August 30, 2001
Judaism Expands in Orange County
Jews have lived in Orange County for more than 130 years, but the community has never undertaken such an intense period of expansion as the one currently underway.
In the last year alone, more than 150,000 square feet of new Jewish building space has been added to synagogues and schools around the county. And other major projects are just getting underway. Here is a look at what's going up behind the "Orange Curtain":
University Synagogue of Irvine went for 14 years without a permanent home. This year, the Reconstructionist congregation, which now has more than 500 families, has purchased a new 50,000-square-foot building in the heart of Irvine. Having met at a local church for the last decade, University Synagogue will move into its new dwelling next spring. The added space couldn't come a moment too soon; the Temple's monthly Shabbat Alive service, with pop- and jazz-style musical selections, regularly draws 500 people, according to Rabbi Arnold Rachlis.
The Reform congregants of Temple Beth El celebrated the first Shabbat in its new 65,000-square-foot building in Aliso Viejo on July 27. Now the largest synagogue in Orange County, the $18 million facility boasts panoramic views of the surrounding hillsides, two sanctuaries, 21 classrooms, athletic facilities and a demonstration kitchen for Jewish cooking classes. A formal dedication ceremony is planned for October, in which the congregation's Torah scrolls will be paraded into the new sanctuary.
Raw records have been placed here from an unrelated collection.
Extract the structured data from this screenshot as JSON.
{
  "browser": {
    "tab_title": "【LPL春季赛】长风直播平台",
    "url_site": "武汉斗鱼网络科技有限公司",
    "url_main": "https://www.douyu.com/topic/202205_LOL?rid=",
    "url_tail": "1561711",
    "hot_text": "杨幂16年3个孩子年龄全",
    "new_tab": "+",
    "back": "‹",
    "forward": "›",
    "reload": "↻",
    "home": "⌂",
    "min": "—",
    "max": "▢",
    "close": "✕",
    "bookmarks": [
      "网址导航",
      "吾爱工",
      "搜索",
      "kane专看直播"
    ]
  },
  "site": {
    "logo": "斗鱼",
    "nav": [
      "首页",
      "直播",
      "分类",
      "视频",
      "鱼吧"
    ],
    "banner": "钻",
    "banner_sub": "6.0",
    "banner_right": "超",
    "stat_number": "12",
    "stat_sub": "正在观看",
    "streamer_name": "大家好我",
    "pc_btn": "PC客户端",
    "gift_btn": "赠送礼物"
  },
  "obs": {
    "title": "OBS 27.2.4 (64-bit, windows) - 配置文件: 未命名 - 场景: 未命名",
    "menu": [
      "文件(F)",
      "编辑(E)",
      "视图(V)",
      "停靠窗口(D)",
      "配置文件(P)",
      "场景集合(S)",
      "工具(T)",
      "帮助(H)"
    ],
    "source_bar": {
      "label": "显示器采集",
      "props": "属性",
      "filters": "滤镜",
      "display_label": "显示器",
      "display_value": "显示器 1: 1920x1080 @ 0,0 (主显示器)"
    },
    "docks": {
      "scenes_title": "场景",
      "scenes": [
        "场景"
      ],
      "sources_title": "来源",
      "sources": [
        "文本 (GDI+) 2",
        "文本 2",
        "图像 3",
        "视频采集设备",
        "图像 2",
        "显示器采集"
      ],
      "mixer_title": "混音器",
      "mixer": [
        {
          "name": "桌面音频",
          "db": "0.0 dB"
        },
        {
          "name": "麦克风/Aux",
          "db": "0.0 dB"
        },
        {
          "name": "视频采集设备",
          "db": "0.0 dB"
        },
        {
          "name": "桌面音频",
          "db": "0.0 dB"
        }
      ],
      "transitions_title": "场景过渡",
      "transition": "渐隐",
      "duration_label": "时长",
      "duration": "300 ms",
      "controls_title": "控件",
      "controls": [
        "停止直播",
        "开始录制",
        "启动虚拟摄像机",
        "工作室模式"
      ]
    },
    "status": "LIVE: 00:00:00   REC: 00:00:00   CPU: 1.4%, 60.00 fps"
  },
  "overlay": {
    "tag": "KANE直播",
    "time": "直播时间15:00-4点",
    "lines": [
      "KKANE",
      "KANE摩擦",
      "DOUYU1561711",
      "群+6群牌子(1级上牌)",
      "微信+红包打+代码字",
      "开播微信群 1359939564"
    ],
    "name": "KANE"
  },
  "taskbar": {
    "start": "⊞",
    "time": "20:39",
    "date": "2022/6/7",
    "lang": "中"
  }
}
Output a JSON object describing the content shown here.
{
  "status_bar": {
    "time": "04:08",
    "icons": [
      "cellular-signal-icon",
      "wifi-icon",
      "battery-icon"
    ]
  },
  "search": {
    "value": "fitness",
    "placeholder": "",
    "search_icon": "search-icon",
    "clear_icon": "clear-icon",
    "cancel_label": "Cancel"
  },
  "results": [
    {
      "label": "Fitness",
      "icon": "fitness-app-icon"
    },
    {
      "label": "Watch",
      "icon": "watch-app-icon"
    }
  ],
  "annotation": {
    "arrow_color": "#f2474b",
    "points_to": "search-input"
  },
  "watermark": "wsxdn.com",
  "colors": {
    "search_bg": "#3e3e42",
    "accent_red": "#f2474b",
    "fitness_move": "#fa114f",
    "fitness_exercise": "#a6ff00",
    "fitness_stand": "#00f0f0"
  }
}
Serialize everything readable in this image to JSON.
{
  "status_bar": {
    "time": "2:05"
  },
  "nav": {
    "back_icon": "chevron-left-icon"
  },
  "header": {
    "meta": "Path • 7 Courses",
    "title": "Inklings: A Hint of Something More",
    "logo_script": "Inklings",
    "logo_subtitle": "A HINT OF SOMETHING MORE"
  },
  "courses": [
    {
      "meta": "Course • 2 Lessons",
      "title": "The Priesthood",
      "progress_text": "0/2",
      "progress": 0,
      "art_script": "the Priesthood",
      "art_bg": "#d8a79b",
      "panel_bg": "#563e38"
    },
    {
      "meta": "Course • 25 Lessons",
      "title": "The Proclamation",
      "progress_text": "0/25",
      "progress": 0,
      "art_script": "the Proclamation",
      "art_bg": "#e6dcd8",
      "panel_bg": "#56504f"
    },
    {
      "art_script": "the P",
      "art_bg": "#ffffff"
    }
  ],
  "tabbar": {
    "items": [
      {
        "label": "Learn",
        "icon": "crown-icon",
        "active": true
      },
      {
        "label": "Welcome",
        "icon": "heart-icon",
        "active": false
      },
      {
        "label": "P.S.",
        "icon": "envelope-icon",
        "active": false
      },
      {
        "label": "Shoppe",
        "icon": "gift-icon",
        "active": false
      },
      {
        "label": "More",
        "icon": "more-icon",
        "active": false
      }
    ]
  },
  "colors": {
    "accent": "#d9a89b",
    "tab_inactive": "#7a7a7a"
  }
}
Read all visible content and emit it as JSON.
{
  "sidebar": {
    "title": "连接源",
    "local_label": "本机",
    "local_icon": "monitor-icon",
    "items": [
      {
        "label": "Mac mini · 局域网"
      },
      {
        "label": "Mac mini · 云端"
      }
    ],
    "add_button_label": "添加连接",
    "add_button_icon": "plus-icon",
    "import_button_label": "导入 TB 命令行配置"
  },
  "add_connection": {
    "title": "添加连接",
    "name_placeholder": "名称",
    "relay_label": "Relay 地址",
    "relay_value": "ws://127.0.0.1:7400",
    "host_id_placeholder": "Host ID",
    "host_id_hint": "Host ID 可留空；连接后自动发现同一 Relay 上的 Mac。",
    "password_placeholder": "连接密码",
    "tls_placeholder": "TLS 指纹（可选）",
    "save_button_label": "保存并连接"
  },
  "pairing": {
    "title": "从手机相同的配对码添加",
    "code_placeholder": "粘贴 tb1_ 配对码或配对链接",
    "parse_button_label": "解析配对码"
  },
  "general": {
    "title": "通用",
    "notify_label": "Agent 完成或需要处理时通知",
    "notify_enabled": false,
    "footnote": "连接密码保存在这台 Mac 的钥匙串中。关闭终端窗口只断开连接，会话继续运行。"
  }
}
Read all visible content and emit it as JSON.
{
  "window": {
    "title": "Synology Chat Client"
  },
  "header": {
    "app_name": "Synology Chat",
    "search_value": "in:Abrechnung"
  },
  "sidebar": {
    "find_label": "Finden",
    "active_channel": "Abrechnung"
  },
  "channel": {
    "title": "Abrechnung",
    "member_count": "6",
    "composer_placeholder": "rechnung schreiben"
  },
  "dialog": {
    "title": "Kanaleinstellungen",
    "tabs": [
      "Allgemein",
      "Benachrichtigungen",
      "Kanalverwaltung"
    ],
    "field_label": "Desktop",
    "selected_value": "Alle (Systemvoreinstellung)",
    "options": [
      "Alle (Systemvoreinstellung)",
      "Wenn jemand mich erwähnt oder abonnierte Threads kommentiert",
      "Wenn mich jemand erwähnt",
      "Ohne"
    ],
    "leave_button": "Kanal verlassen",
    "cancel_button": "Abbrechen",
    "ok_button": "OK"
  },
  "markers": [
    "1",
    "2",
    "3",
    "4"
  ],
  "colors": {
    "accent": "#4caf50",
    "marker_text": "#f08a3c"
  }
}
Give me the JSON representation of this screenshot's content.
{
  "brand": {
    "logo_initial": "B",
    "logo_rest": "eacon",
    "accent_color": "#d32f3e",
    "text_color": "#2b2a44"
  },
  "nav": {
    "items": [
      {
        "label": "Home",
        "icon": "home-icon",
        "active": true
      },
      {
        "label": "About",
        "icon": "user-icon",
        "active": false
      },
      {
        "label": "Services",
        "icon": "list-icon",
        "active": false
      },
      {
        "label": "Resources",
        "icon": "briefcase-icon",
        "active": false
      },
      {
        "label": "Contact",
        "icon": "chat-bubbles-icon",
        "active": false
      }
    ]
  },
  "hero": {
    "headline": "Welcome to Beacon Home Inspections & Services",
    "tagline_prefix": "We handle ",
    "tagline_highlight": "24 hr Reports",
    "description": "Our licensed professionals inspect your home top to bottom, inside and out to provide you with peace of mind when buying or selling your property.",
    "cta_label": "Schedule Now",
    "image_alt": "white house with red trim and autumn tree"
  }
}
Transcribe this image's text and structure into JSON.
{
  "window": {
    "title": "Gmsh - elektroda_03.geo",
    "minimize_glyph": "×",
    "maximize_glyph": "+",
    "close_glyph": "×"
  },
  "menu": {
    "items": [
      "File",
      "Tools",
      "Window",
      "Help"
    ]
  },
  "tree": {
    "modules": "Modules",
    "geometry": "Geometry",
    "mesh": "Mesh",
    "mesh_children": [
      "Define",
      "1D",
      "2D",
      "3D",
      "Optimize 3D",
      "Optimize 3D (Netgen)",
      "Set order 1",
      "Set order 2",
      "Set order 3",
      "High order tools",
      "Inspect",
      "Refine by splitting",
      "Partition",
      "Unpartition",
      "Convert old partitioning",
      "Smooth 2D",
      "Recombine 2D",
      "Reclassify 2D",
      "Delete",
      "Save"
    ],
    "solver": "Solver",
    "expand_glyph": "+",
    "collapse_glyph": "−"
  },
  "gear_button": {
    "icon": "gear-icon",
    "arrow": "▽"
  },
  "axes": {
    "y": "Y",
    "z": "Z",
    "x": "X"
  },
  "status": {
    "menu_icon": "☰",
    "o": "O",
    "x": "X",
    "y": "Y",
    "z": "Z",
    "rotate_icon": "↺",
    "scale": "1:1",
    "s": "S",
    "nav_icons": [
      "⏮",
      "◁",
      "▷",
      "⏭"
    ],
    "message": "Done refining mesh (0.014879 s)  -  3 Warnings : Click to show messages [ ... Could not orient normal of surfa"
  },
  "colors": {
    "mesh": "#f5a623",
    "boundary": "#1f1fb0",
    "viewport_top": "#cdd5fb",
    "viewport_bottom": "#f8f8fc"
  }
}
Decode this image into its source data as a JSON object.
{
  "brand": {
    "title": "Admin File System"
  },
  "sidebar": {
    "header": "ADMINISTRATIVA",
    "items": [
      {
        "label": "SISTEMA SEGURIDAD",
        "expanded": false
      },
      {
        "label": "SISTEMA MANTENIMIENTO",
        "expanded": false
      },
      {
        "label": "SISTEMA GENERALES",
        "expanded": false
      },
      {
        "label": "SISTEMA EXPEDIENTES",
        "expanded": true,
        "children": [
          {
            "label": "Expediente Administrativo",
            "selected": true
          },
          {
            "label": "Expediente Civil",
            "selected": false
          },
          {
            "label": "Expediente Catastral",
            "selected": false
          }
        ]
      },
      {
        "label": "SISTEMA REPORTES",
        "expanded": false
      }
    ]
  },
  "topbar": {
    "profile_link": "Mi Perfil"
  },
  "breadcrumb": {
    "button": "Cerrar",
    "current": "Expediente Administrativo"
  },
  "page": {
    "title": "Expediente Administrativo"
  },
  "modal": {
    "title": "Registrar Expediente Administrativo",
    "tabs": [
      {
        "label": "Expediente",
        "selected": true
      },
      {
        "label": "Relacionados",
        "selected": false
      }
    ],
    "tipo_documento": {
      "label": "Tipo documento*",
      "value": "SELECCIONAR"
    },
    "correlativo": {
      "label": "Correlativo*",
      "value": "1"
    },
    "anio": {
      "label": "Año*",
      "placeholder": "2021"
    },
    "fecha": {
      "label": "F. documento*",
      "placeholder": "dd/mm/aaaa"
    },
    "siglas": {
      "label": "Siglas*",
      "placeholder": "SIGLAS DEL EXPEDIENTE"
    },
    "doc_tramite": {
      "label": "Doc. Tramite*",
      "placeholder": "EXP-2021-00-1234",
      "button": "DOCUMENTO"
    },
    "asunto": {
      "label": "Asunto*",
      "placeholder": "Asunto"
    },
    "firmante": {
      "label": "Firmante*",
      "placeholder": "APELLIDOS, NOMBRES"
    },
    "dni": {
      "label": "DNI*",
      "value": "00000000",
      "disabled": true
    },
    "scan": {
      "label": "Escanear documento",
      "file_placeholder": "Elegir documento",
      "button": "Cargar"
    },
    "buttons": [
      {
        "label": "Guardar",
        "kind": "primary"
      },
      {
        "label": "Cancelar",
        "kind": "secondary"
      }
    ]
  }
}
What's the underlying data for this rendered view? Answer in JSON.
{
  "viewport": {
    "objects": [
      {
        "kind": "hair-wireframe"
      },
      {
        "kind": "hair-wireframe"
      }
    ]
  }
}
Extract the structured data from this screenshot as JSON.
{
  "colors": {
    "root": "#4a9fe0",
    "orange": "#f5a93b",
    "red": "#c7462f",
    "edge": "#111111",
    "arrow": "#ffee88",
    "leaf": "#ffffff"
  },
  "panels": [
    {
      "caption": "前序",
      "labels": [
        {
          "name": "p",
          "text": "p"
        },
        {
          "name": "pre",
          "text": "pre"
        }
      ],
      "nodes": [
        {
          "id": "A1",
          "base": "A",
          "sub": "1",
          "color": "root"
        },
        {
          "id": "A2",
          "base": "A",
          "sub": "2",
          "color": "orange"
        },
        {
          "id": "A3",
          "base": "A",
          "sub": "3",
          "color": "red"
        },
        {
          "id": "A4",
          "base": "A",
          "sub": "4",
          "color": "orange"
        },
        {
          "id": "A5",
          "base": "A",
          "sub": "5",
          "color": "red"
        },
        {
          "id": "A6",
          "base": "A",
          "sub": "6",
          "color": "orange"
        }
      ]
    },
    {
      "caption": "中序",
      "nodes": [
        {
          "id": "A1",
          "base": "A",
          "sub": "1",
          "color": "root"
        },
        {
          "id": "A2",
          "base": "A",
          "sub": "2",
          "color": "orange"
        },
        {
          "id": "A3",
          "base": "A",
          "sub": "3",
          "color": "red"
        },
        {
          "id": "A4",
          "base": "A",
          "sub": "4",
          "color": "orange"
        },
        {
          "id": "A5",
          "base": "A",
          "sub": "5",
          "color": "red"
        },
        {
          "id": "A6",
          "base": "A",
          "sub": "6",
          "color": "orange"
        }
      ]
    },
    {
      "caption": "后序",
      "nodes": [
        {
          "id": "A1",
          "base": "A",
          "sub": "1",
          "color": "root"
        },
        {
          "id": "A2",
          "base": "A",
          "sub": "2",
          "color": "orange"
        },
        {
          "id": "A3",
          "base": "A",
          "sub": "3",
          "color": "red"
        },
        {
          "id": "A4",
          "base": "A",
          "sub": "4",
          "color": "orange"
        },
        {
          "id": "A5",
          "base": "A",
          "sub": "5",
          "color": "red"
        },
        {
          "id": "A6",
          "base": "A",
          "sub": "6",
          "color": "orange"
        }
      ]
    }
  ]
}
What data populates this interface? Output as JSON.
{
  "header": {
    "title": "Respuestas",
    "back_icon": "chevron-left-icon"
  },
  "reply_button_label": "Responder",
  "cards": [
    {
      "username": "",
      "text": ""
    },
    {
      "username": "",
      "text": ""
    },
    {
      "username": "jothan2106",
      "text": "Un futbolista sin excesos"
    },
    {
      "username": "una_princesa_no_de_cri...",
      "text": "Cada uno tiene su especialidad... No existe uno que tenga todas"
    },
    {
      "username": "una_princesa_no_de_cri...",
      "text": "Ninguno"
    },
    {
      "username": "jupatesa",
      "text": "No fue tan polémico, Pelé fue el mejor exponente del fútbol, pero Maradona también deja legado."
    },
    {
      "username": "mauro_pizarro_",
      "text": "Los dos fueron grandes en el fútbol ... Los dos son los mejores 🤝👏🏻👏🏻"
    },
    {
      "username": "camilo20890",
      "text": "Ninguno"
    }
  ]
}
Beth Jacob Congregation of Irvine, a 300-family Orthodox synagogue, recently purchased its 6,000- square-foot building and is hoping to raise more than $5 million for what will eventually be a 25,000- square-foot complex on the property. The first phase will include Orange County's only Orthodox mikveh, which Rabbi Joel Landau hopes will be finished by next Rosh Hashanah. For now, observant congregants drive to the mikveh in Long Beach. There is a large concentration of Jews from South Africa in Orange County, including about 40 percent of Beth Jacob's congregants.
Chabad now has seven locations in Orange County. In the last year or so, centers have opened in Newport Beach, Costa Mesa, Irvine, Mission Viejo and Yorba Linda, according to Rabbi David Eliezre of Chabad in Yorba Linda. The new campus in Yorba Linda, on 2 acres, opened in January. It includes a new sanctuary and school building. In Irvine, Chabad moved into a new 6,000-square-foot building a year ago. Chabad of West Orange County completed a new synagogue about two years ago.
Temple Bat Yahm, a Reform congregation in Newport Beach with nearly 700 families, is presently adding a $6 million, 24,500-square-foot expansion that will include a library, computer center, banquet hall, amphitheater and outdoor athletics.
Congregation Shir Ha-Ma'alot, a 33-year-old Reform congregation in Irvine, is building a new sanctuary, classrooms and a gift shop. The congregation has raised $600,000 for the project so far, and still has a ways to go, according to Rabbi Rick Steinberg, who assumed leadership of the congregation this summer after the retirement of founding Rabbi Bernard King.
Tarbut v'Torah, the 75,000-square-foot state-of-the-art Jewish day school in Irvine, is adding a new upper school campus that is expected to open in September 2002. Adjacent to the existing campus, it is also the site of a planned Jewish Community Center and mega-campus that will eventually be home to most of the region's Jewish community organizations. Tarbut v'Torah, which moved into its current site from the JCC in Costa Mesa in 1997, graduated its first class of 18 seniors in June.
Chabad's 400-student Hebrew Academy in Huntington Beach is adding a million-dollar early childhood education center and a new conference facility, according to Rabbi Yitzchok Newman. The school, which goes from preschool through 12th grade, won a Blue Ribbon from the U.S. Department of Education for its elementary program in 1999. The new buildings will add 10,000 square feet of space to the Hebrew Academy's 11-acre campus, which the school has called home since 1977.
Morasha Day School raised about $2 million to finance its move from Aliso Viejo to Rancho Santa Margarita last year. The school purchased 4 acres of land, and hopes to raise $10 million for the eventual build-out of its campus. "This is where the growth is," says Director Eve Fein of the school's location in the Southern outpost of Orange County. With 80 students expected to attend school in the portable classrooms in the fall, Morasha Day School is now raising money to finance its first permanent buildings, a preschool and kindergarten facility. The school is currently kindergarten through sixth grade, and eventual plans are to extend it through eighth grade. Morasha is one of eight day schools in the country invited to participate in a pilot program with the Bureau of Jewish Education to develop a set of guiding Jewish values for day schools.